Data entries
○ ○ ○ ○
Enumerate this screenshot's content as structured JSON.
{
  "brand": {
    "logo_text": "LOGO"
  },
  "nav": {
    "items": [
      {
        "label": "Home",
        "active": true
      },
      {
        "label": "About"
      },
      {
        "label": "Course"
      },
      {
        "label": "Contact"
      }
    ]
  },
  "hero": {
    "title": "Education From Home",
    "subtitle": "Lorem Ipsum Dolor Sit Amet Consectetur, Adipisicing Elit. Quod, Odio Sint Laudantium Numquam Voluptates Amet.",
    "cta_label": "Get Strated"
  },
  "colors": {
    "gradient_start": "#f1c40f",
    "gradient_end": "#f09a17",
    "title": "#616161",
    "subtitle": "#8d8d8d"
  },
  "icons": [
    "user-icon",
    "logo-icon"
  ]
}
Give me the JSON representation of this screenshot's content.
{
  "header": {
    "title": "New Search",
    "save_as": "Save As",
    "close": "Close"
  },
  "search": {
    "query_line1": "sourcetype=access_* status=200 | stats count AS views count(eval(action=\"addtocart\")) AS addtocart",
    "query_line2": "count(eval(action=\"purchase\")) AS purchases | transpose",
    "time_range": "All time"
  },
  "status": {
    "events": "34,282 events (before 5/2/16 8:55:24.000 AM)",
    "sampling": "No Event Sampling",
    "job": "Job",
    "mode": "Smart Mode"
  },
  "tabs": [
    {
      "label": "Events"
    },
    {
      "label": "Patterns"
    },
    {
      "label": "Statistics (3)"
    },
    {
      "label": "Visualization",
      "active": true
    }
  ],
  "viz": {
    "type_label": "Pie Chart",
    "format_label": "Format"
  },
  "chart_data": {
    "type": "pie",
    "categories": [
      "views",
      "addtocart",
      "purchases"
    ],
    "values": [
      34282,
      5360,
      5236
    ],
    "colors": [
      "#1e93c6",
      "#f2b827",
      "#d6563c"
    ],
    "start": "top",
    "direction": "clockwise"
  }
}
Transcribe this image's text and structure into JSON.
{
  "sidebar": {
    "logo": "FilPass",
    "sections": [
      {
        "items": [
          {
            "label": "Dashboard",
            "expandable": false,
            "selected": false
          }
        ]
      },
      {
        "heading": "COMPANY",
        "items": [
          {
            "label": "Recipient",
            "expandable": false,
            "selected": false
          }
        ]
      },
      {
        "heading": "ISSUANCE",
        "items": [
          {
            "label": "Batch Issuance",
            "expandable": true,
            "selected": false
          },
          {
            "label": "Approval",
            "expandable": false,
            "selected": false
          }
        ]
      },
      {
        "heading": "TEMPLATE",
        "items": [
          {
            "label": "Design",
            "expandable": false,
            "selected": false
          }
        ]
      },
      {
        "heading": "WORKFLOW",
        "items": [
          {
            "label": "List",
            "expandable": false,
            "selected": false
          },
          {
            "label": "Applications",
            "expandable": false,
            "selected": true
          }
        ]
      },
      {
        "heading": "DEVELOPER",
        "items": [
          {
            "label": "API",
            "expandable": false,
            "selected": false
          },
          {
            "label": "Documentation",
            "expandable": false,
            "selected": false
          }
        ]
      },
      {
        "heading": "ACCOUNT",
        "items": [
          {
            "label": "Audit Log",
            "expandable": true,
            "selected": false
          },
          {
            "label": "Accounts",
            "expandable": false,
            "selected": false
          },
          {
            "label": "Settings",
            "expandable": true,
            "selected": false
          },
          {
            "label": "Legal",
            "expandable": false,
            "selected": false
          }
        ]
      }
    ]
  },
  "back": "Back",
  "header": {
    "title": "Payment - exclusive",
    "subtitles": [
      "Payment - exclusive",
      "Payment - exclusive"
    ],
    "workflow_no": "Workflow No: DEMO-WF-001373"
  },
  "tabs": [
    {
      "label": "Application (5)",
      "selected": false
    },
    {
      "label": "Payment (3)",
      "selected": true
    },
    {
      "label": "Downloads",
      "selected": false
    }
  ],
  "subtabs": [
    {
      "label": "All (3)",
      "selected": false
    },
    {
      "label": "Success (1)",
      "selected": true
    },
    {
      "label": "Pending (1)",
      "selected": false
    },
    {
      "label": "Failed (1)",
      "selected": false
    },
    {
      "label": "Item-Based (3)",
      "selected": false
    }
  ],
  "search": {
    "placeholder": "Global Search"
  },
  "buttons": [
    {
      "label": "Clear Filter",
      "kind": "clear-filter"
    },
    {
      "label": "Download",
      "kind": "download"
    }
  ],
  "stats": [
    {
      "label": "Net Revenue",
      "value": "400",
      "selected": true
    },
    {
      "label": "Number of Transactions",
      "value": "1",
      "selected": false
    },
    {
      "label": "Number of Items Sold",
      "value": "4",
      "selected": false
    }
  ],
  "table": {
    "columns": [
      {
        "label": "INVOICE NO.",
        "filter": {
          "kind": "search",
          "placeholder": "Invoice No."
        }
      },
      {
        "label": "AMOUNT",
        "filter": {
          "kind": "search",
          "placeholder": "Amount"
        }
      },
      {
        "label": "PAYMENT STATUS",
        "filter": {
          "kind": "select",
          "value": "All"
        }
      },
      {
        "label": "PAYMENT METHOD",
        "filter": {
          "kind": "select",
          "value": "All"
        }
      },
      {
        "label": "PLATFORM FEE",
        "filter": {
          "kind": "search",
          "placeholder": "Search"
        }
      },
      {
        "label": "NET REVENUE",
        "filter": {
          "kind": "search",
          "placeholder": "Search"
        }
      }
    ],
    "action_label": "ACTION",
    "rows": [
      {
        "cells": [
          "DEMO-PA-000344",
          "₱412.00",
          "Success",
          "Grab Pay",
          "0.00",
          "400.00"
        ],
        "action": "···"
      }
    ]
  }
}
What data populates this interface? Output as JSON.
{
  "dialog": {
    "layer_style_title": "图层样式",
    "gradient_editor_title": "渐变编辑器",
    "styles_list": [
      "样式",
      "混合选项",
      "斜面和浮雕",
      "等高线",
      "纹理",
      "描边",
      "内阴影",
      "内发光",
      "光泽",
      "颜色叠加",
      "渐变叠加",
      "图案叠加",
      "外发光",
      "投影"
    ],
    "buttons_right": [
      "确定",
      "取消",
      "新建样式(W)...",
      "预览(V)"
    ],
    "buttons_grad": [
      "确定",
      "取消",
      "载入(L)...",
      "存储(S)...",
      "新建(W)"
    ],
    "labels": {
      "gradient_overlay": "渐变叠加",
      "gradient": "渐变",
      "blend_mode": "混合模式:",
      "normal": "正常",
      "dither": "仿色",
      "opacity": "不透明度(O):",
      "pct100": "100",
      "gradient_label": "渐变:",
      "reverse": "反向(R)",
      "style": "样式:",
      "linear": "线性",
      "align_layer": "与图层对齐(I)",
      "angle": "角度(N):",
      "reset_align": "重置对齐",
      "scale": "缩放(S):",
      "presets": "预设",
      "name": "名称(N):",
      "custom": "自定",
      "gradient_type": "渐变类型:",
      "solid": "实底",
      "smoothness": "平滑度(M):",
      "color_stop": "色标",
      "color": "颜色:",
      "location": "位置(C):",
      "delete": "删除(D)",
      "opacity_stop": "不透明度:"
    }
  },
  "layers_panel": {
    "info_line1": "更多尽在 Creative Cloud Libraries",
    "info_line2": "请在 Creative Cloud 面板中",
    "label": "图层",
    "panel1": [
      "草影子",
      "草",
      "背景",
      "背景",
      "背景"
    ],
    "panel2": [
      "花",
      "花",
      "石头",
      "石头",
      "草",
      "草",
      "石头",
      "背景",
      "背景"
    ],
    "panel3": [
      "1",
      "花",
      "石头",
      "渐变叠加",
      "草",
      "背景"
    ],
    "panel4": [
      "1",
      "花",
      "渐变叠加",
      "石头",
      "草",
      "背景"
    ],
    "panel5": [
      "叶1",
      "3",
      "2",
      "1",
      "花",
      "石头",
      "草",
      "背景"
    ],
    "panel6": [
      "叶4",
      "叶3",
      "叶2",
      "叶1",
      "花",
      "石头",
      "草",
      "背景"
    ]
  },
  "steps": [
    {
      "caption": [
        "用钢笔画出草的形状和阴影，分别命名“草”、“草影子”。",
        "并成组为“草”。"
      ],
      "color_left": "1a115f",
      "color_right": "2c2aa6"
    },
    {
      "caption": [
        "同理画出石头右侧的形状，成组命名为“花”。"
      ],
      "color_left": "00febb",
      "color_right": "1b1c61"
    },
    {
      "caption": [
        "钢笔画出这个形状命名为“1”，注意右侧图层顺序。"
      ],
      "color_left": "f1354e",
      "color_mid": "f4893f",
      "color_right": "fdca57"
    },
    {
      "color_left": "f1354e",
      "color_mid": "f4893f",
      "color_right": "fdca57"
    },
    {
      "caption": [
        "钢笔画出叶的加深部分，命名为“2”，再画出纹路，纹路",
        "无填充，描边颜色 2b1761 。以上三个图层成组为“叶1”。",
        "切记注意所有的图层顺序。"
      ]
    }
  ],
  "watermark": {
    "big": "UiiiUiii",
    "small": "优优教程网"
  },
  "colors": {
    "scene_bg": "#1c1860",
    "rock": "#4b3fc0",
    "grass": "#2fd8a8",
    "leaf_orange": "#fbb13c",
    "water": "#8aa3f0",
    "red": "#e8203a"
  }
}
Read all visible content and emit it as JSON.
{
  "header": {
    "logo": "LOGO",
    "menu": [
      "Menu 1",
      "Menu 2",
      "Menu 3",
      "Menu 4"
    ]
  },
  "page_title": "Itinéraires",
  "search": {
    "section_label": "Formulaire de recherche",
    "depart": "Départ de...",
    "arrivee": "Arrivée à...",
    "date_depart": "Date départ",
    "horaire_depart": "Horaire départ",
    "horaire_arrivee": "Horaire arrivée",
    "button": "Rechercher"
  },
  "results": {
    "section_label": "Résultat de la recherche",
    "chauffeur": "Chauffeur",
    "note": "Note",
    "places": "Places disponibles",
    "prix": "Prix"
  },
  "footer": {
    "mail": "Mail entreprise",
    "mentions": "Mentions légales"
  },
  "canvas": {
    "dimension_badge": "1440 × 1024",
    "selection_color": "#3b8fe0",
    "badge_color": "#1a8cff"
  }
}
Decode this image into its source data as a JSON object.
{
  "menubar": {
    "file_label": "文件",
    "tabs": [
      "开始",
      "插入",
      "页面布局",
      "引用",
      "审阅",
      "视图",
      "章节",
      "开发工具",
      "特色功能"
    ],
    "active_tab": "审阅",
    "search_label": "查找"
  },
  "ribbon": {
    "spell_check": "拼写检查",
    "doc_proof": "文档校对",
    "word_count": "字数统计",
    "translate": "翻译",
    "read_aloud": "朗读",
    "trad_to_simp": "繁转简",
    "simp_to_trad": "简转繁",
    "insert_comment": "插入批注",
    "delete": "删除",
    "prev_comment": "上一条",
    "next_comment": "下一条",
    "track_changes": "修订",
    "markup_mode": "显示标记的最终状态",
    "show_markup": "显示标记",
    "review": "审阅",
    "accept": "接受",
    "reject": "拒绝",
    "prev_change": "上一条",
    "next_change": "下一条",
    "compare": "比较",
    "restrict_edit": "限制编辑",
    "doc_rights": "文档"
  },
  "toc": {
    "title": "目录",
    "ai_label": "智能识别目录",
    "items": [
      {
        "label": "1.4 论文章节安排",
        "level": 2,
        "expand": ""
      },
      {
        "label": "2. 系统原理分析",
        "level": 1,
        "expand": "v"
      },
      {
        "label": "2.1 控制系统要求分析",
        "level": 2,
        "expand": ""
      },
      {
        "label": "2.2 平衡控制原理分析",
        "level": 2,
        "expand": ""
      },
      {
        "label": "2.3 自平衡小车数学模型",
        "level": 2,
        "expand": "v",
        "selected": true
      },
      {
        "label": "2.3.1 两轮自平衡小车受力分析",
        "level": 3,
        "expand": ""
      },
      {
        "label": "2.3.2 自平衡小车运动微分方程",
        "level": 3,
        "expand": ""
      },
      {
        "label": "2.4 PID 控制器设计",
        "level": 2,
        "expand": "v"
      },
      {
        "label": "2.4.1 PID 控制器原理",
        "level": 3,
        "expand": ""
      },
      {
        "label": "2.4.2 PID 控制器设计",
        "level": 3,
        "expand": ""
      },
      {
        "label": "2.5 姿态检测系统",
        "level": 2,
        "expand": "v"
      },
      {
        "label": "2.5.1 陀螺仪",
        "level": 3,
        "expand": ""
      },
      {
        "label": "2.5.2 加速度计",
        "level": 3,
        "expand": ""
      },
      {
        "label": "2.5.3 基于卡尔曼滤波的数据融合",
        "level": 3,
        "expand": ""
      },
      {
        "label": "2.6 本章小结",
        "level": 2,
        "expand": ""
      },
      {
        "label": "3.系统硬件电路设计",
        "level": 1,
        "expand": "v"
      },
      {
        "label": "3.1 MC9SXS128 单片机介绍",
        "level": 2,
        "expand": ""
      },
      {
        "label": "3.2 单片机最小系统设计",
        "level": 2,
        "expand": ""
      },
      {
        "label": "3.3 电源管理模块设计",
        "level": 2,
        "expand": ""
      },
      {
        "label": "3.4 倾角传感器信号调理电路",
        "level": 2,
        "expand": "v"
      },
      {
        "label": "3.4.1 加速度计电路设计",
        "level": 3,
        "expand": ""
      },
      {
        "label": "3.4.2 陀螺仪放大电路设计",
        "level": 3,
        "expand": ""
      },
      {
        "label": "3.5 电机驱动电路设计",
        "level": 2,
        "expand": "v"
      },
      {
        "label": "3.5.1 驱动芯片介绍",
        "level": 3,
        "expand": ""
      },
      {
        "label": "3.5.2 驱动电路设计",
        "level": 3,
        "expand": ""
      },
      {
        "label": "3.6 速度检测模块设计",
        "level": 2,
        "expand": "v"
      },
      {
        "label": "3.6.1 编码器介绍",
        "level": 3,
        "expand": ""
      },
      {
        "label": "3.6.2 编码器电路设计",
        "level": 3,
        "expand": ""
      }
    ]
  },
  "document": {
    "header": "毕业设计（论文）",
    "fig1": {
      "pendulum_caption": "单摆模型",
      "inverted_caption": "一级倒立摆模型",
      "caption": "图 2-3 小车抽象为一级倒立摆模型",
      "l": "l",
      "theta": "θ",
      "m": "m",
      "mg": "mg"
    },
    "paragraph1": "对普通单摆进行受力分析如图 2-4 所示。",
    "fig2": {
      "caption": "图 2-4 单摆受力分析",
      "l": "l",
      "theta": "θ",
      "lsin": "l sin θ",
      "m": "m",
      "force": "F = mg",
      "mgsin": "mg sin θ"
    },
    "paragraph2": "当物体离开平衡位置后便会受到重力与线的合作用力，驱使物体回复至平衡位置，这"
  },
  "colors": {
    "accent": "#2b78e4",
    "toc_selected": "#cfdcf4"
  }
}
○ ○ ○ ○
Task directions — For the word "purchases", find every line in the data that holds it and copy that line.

Task output —
    "query_line2": "count(eval(action=\"purchase\")) AS purchases | transpose",
      "purchases"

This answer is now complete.